We now are laying the homasote roadbed on the overhead loop. The six tracks are more obvious now. I cut the strips of homasote to be the same width as the track. It is also kerfed so I can bend it to make the curves. We followed those pencil lines laid out by the trammel to position them.
We added biscuits in the ends of the plywood sections to align the pieces vertically. We then placed doubler plates of 1/2 inch thick plywood at each joint. This will allow us to rest the new piece we put up to the ceiling on the previously hung one so we can just add two pieces of steel rod at the opposite end to hold it while we get the other rods in. These pieces are gaining weight as we add the homasote and can be unweildy.
The last picture is a bit busy and distant but you can see all the homasote is in except for the last sections where I have to lay out the turnouts that spread the tracks into the six loops. I used an air nailer to nail the homasote down and that is the air hose laying in front. You can also see a rough outline of how the turnouts will go in. I am waiting for some additional turnouts to come so I can complete this section. In the meantime I have painted the whole assembly battleship grey to clean it up.
As usual, when you get into construction, tools and other things come out so the clean basement is not so clean any more.

Layout of the overhead loop

Rich Feller came over and we placed the previously cut (done in 1995) plywood on top of the lower storage yard roadbed. This plywood for the overhead loop was something I designed many years ago and then I had a fellow with a computer driven router system cut out of 3/4 inch furniture grade birch plywood. I have moved the material three times to now when I can finally install it.
Rich is standing where we laid out 6 tracks to ensure we had the clearances that I had designed in - 4 inch separation in the track radii
(note the trusty pencil and calculator). In the third shot you see the trammel in the foreground, which we used to draw the guide lines for the tracks so we have a template to lay the roadbed.

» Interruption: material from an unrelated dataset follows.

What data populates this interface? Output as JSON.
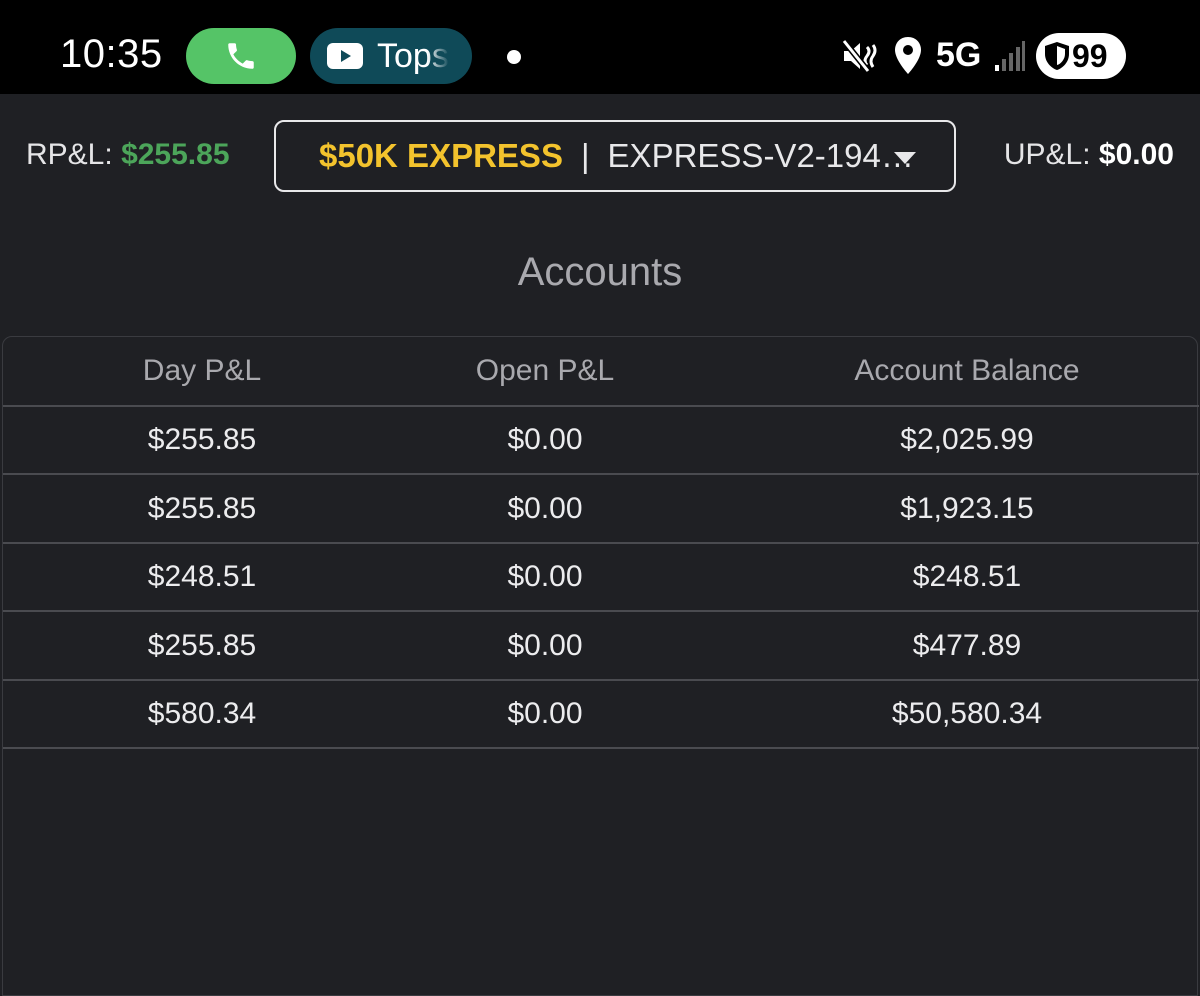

In the last shot you see Rich standing by the throat of the loop which looks like a big balloon. It will be a single track coming up the hill that then opens up to a loop of 6 tracks for storage of the branch line trains that are being exchanged with the Lehigh Valley RR in Mount Carmel. This was the end of the Shamokin Branch.
The roadbed is positioned directly below where we will raise it to within 12 inches of the ceiling. The tiles are coming out so we can put the brackets in the ceiling to hold the steel threaded rods that will hold the plywood up. Look out Gotthells, here I come!

Begin to prepare the room for the overhead loop

Here is a shot of the last lobe of the room that has not had any construction in it yet. In the first picture, you can see the piles of stuff that had accummulated here as the work went on in other parts of the room. I also had shelves full of train boxes that are now under the frame of the layout that is already built.
I disposed of a great deal of boxes, and stuff that I thought I could use but never did. The trash man got a real workout. In the last two pictures you can see the results of the work. The shelves of magazines on the left wall in picture three await a location but everything else has been placed somewhere or thrown out. The last picture looks back to where the branch comes around the corner in the center of the picture where the blue paint ends. The lower storage area is in the left rear.